Mobility experts Shelley Bontje and Jason Colbeck began the half day session by introducing the group to the history of cycling and mobility in The Netherlands. They discussed the dramatic rise of the car in Dutch cities – similar to many western countries – and the impacts it had on the built environment, safety and social cohesion. The group also heard how these changes reached a tipping point in which safety, particularly for children, was compromised to such an extent that regular citizens began demanding change. The discussion included how community activism in response to these changes, along with a series of policy changes in the 1970s and 1990s, helped to transform Dutch towns and cities into the liveable, people-friendly places experience today throughout the country. There was also some discussion around the future of mobility in The Netherlands, and how new and emerging ways to travel could have an impact on the way urban areas are planned and designed.
The Dutch weather conspired to show the Kentuckians that even on a chilly, wet spring day, people are not made of sugar and will still travel by bike! Shelley and Jason took the group on a tour of Delft, the home of Mobycon’s head office, highlighting the changing landscape of the city and its people. The first stop was city’s modern new train station and the site of one of the country’s largest housing and infrastructure projects. Shelley demonstrated how the urban fabric of the city is undergoing continuous change, including replacing the former at-grade rail-lines, station and concrete viaduct with an underground station and thousands of new homes. The group saw how cycling has been built into the design of the new district from the start, with a free bicycle parking facility complete with 7,500 spaces, accessible directly from the railway platforms, and linking to the city centre as well as the surrounding neighbourhoods through the existing bike network.
As the tour continued, they traveled to areas of the city that have only been developed in the last half of the 20th century, showing the group that even in The Netherlands post-war spatial planning meant creating more space for the car. They were able to experience how different this environment was to the more historic centre, and how it changed the way people traveled. The group learned how, through a shift in policy and design ideology, car-dominated planning has since been tamed with much of this space reallocated for cycling and walking, including the impressive – multimodal – Delflandplein roundabout in which people walking and cycling are given priority over passing cars, buses and even trams. The tour also stopped off at the world’s first woonerf, or ‘living yard’ in which members of the community sought to create their own traffic-calmed streets and spaces in an early example of tactical urbanism, leading to changes that have since been enshrined into Dutch street design.
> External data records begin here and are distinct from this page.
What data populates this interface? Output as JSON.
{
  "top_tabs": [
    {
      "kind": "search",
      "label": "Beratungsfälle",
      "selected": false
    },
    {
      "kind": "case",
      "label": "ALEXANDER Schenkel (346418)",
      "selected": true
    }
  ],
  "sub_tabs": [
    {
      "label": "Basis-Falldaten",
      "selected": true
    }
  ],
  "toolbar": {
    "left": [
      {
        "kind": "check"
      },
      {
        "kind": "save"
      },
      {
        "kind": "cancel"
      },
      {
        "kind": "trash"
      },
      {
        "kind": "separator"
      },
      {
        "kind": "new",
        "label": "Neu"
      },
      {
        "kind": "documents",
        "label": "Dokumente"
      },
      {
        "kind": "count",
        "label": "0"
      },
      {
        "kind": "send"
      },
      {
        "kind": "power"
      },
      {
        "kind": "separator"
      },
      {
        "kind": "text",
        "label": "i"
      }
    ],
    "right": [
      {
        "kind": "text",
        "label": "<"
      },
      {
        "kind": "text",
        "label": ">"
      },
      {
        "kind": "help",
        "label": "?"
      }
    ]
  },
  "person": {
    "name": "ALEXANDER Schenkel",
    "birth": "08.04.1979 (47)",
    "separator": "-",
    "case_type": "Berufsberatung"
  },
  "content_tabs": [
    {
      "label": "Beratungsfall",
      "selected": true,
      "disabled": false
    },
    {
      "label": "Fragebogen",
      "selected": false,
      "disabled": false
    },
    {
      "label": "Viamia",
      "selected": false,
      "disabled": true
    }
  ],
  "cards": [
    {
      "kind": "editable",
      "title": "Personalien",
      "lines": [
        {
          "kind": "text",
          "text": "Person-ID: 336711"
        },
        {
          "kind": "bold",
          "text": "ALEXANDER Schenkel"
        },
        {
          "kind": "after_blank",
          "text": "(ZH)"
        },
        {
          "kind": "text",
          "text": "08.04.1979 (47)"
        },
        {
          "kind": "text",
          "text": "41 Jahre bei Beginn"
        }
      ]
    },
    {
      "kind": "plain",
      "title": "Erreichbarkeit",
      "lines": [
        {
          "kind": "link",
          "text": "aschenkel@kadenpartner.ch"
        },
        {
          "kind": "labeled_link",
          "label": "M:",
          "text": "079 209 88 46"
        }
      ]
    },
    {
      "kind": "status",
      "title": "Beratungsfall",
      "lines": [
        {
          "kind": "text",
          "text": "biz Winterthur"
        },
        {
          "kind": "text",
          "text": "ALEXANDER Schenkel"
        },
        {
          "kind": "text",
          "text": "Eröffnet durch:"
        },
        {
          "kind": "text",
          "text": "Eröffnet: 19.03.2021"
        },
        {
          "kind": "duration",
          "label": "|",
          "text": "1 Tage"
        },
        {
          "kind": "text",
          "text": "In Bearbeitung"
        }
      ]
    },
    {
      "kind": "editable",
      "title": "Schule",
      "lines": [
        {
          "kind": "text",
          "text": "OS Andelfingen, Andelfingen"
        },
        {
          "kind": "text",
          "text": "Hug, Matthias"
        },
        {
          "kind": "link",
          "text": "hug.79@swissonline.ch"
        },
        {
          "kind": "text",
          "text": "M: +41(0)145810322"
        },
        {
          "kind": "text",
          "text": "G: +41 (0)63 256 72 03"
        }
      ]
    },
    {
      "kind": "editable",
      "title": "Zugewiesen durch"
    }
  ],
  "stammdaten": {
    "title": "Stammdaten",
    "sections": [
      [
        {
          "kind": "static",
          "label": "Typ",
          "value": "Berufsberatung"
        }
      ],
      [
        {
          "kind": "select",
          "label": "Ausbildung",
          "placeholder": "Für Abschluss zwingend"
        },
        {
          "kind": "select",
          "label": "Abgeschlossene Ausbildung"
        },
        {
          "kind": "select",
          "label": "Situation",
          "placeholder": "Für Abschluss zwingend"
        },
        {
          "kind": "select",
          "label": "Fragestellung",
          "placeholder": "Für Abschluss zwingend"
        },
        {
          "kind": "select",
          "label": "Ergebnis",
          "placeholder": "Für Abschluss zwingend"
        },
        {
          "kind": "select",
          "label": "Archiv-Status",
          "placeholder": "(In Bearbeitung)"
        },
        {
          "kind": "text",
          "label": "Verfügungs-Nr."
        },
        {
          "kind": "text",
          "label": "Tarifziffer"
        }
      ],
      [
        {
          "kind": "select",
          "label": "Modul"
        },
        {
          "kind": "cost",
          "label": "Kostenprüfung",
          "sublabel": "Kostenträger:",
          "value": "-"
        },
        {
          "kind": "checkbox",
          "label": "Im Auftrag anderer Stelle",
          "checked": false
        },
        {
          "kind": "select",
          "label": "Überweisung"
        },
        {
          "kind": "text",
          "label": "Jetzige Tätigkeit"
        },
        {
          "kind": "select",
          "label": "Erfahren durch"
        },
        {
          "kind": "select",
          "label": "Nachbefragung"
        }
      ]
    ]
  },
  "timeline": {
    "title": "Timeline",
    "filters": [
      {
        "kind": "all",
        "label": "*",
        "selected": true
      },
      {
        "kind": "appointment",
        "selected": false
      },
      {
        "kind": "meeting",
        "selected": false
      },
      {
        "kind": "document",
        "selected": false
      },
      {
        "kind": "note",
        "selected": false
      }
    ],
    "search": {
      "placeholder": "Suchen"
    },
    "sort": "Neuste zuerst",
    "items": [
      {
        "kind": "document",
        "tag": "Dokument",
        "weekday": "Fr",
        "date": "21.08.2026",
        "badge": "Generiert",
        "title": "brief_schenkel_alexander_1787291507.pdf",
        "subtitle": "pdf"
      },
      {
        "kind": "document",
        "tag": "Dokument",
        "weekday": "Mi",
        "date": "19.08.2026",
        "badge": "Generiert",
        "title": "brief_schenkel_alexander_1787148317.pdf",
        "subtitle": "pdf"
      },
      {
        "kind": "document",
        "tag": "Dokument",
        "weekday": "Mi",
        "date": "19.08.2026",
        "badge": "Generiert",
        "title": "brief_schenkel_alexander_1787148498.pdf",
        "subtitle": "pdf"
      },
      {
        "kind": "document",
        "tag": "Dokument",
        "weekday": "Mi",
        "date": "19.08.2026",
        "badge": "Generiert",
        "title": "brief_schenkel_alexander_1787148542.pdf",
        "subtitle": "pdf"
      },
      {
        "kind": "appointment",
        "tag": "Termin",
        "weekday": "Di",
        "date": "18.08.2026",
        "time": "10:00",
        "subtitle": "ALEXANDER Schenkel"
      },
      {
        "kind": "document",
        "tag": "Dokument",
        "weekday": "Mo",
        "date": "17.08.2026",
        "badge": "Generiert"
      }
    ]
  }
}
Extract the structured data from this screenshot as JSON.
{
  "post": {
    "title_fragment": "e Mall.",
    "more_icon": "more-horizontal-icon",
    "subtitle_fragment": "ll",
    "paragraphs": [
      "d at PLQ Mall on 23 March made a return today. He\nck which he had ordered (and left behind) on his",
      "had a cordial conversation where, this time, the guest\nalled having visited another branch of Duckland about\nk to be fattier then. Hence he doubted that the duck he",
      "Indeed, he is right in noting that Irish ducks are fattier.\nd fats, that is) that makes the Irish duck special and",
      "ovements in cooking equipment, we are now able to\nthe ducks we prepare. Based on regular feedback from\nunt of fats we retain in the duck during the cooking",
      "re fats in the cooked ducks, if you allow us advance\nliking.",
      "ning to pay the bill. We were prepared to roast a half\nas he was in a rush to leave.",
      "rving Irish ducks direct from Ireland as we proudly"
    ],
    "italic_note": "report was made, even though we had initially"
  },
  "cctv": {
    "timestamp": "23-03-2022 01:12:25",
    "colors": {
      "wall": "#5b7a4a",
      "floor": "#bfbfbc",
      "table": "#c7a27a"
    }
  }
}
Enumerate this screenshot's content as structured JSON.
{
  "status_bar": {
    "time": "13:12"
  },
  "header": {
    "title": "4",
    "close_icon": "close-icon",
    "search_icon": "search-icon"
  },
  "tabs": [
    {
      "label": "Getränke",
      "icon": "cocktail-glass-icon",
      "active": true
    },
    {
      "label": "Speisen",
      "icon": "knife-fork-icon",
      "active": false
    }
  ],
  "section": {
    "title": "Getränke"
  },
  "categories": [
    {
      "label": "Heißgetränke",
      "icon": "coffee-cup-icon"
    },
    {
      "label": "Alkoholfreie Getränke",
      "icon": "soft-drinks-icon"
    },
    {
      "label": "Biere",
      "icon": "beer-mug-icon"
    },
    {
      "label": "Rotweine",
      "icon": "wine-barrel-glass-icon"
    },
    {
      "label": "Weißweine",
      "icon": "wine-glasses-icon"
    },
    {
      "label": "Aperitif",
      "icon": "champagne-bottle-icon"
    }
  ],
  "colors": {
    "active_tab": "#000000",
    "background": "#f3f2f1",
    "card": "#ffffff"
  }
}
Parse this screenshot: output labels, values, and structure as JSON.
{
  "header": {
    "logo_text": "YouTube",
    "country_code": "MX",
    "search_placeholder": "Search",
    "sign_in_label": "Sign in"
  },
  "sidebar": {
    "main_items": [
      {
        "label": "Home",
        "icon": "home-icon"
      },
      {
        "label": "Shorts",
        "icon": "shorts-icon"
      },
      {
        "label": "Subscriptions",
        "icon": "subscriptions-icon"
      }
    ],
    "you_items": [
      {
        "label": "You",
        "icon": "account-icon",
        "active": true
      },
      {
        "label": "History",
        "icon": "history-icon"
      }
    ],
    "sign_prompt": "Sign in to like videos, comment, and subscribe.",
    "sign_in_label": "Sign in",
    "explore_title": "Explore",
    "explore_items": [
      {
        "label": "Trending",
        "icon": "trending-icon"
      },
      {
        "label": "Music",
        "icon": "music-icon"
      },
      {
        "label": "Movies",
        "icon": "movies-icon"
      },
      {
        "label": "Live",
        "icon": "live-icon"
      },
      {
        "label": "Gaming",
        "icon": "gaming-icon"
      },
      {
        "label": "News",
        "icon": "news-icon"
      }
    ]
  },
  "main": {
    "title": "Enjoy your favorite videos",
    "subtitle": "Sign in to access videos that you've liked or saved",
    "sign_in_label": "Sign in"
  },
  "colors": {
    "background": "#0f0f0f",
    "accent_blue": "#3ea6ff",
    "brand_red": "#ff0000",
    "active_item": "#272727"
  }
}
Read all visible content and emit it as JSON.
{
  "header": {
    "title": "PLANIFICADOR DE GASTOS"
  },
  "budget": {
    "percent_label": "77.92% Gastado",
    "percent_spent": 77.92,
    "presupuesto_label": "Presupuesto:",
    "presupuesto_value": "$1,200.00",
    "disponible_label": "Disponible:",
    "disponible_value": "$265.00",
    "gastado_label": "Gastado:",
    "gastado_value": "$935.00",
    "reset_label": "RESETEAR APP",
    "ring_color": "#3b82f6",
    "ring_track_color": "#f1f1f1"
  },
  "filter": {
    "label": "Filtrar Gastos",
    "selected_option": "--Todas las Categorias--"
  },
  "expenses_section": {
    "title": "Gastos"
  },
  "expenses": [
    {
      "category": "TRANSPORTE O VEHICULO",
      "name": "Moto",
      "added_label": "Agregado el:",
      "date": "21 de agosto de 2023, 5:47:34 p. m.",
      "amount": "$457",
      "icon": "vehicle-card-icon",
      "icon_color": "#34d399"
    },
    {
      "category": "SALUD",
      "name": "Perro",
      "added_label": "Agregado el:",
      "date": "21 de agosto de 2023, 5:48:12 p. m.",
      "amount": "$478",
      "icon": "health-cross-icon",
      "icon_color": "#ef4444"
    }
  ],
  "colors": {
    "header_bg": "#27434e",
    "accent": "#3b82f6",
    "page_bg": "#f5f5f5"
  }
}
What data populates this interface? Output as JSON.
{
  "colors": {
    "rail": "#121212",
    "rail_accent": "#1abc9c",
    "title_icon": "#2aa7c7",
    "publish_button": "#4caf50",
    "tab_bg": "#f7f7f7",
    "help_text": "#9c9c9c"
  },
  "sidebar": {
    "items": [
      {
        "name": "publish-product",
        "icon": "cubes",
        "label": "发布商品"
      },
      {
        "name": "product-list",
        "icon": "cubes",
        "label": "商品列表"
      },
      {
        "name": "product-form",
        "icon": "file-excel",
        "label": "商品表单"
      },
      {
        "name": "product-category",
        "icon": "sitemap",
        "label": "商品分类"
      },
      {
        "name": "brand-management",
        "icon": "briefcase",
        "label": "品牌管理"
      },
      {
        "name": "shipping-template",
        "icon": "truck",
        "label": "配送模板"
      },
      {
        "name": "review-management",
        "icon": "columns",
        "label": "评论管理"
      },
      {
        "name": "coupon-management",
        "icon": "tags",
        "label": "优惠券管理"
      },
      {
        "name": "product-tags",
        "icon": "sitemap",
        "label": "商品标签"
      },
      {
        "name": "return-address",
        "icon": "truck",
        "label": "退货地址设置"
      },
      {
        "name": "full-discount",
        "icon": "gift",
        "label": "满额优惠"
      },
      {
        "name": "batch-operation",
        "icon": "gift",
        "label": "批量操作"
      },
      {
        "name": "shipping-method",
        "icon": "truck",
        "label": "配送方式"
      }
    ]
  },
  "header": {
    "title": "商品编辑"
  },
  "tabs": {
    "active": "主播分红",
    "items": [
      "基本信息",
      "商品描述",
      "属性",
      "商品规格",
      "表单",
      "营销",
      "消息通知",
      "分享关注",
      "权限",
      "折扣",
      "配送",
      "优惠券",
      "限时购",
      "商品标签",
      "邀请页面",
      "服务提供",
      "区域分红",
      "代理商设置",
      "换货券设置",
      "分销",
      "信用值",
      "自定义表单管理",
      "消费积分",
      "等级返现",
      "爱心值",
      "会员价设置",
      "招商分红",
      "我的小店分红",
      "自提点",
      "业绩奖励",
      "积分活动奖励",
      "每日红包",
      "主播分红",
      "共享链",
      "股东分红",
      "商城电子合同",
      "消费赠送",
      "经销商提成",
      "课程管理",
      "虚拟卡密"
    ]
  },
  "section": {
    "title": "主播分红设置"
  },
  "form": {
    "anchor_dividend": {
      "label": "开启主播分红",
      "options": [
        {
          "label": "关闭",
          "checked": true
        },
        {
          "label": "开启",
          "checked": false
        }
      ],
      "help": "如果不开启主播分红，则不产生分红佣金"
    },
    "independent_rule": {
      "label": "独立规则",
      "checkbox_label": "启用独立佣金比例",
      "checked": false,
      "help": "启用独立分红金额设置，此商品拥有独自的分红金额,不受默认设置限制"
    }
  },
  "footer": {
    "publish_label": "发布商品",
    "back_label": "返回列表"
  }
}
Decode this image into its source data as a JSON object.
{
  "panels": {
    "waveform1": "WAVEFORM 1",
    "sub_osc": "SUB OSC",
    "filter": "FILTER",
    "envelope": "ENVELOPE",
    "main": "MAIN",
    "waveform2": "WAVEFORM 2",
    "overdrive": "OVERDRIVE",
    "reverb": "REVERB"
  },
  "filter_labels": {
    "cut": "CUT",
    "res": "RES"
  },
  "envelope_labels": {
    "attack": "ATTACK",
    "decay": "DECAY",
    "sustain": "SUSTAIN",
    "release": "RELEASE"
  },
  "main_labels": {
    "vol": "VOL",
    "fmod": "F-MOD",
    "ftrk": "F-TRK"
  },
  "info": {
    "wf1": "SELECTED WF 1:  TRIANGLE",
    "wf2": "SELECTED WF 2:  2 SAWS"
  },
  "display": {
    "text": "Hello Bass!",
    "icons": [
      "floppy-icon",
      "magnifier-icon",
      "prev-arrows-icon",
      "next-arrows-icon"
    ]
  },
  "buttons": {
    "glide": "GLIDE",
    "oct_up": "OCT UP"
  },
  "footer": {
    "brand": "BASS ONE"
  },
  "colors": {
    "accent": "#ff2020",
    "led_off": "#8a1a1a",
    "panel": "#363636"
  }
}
Of course no tour of Delft would be complete without a visit to the historic city centre, where the group heard about more recent changes to make the city more people-friendly by removing through traffic, maintaining access only, and relocating parking underground to create a lively city centre in which pedestrians are prioritised and people walking and cycling coexist peacefully. Finally, a brief loop through the Delftse Hout – the city’s green oasis – showed the group how the cycling network extends beyond city streets to provide easy access to the surrounding natural environment and traffic-free, active routes for leisure as well as transport.
Already seasoned fietsers from their previous travels in Amsterdam and Leiden, the group had been able to gain a better understanding of the history and processes that the Dutch have experienced in order to achieve the active and human scale environments they now enjoy. The students and staff at Transylvania University are always engaging and eager to discover new ideas, and this trip proved no exception. Mobycon looks forward to hosting them again and exchanging knowledge from both sides of the Atlantic.